Task goal: The answer must consist of every line in the records that contains the word "Template".

....

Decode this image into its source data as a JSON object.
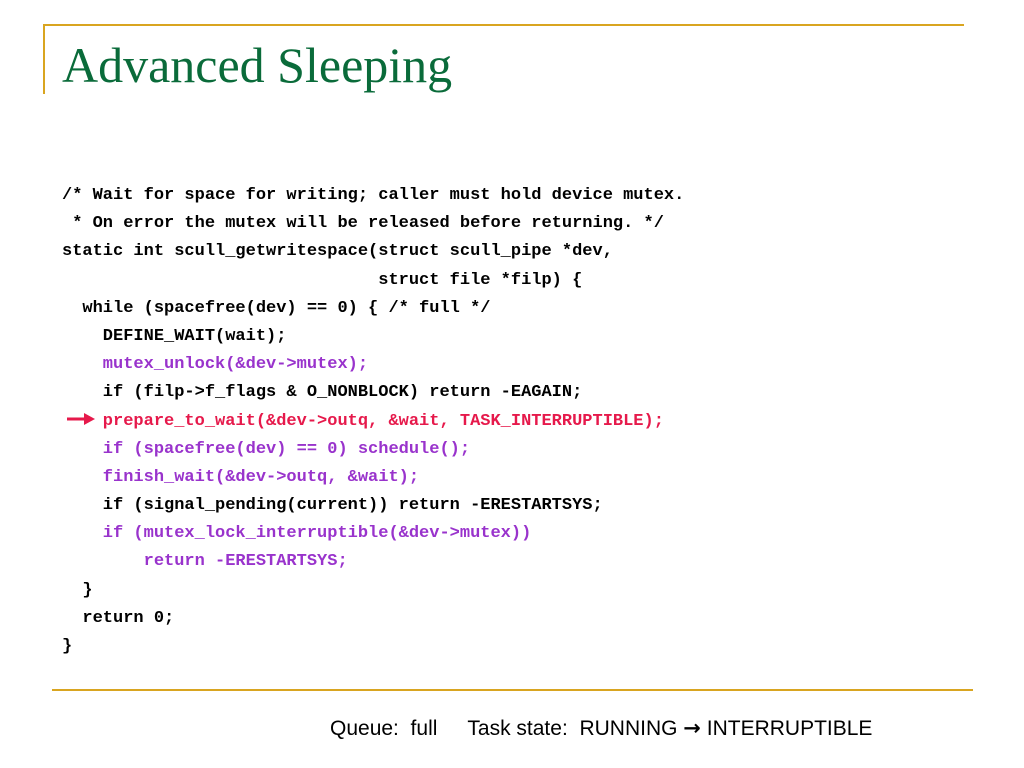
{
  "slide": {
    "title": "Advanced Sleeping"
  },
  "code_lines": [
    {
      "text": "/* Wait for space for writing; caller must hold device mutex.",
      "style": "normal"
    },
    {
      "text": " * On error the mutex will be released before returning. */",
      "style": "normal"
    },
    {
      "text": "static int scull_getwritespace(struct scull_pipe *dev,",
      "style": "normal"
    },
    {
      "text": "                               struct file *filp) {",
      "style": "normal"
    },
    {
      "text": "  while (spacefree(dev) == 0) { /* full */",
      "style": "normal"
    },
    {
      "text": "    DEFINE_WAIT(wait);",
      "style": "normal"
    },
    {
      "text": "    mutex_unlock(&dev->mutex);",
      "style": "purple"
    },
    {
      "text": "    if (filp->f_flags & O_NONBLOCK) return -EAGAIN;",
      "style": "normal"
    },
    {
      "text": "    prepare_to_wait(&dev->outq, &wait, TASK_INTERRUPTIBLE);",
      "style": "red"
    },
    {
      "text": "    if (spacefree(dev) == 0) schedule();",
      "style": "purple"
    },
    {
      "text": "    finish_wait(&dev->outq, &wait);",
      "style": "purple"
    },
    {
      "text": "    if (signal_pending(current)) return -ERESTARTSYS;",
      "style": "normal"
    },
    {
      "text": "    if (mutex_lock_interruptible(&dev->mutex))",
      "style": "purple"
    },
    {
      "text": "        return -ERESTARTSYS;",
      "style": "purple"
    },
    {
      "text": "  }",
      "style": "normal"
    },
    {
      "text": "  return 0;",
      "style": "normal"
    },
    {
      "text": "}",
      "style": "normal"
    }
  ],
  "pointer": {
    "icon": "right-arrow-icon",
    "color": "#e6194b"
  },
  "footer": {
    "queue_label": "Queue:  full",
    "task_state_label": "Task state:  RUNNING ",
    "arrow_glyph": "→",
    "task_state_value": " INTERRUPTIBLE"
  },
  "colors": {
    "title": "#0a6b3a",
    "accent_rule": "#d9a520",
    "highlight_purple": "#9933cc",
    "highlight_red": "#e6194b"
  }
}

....

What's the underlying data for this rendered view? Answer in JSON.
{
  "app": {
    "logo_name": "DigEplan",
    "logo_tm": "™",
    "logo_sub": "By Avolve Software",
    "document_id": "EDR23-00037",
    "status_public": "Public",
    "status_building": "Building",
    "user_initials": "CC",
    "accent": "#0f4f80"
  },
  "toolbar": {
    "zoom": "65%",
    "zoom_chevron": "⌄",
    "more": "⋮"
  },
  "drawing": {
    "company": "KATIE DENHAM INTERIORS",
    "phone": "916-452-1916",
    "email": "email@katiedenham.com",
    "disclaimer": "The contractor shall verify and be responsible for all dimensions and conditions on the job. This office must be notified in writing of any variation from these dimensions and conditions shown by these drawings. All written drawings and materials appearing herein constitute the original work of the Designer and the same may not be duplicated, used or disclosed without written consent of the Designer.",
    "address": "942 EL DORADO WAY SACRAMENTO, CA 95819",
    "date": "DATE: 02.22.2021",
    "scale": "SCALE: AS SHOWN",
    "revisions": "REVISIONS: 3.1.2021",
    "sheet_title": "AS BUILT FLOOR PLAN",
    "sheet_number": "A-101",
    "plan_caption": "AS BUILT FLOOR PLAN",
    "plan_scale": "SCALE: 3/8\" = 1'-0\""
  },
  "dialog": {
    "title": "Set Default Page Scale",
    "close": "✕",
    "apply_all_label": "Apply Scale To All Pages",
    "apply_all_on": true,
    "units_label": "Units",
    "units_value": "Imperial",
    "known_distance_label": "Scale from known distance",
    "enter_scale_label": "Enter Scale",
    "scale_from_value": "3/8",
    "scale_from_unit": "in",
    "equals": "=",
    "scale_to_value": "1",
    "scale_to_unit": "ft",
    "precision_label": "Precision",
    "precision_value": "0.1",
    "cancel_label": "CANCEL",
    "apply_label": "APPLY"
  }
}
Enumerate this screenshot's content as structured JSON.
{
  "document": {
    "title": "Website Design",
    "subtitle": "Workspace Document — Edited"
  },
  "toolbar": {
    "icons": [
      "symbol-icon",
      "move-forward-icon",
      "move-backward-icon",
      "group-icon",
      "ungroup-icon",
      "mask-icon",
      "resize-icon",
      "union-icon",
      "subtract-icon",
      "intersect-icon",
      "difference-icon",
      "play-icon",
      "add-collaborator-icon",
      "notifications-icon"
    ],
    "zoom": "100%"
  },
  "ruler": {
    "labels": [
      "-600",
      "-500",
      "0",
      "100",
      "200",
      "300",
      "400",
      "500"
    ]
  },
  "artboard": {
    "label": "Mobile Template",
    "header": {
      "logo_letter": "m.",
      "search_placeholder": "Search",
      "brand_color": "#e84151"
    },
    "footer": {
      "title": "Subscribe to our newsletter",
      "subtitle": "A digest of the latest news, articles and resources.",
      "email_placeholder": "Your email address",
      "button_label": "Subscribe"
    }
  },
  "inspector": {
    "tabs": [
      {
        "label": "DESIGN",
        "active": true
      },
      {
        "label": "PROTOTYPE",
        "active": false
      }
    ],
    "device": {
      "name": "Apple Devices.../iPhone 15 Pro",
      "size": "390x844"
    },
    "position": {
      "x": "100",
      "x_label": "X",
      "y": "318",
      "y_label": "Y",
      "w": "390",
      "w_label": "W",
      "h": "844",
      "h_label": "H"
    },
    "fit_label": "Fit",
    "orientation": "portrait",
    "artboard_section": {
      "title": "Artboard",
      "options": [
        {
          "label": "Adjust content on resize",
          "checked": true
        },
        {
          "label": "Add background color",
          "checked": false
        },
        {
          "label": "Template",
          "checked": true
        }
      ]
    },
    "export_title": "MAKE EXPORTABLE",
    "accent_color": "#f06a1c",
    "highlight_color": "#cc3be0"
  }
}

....

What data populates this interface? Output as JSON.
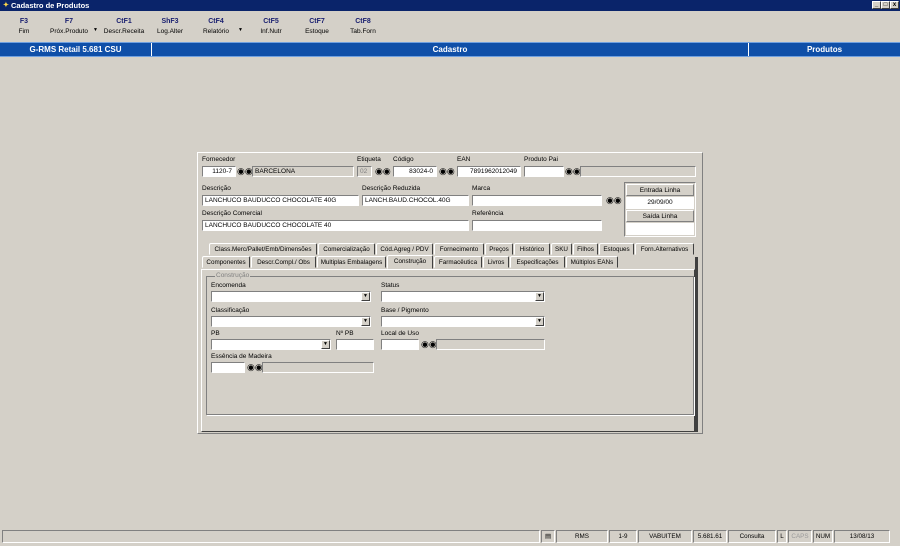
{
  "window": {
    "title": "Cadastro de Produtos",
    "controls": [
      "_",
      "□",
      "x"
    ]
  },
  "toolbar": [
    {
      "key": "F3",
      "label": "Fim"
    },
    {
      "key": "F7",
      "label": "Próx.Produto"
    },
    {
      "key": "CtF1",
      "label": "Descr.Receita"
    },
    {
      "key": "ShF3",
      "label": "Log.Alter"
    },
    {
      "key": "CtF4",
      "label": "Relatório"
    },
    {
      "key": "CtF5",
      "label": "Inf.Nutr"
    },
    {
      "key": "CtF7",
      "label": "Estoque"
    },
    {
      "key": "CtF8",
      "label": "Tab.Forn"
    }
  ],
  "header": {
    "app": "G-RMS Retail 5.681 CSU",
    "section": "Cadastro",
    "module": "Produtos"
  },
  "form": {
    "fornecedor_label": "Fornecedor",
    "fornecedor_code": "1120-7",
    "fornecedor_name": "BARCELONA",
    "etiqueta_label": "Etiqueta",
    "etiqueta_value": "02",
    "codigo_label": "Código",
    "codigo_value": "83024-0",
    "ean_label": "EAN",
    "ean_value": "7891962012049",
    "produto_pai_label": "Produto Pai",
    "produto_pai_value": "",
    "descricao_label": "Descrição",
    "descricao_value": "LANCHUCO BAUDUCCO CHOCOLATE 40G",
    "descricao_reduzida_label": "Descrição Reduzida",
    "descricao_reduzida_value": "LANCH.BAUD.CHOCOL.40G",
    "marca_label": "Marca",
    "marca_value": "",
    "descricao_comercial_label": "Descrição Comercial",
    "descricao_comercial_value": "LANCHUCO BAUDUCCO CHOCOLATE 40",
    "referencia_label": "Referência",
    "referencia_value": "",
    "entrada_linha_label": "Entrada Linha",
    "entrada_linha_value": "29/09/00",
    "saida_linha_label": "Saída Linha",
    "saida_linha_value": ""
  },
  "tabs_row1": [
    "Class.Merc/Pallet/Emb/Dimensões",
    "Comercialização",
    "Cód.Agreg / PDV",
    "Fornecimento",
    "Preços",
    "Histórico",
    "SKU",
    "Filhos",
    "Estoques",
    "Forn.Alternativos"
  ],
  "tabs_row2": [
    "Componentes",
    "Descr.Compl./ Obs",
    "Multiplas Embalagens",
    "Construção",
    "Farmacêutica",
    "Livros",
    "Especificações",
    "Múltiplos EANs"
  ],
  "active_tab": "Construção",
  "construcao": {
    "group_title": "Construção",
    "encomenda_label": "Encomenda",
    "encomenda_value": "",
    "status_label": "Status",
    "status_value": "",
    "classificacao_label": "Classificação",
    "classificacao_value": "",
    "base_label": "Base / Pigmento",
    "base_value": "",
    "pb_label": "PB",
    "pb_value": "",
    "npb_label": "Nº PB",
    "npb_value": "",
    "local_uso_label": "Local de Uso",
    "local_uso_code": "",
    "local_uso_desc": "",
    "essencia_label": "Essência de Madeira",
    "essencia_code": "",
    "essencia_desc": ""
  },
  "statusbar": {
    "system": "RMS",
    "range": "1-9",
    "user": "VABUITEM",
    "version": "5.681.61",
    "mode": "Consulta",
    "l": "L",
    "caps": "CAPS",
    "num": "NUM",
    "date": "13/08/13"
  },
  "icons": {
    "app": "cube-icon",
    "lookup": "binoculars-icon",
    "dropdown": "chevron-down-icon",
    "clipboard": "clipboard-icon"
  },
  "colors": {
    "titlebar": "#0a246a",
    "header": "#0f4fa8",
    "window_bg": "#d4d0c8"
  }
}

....

Result below:
    "label": "Mobile Template",
          "label": "Template",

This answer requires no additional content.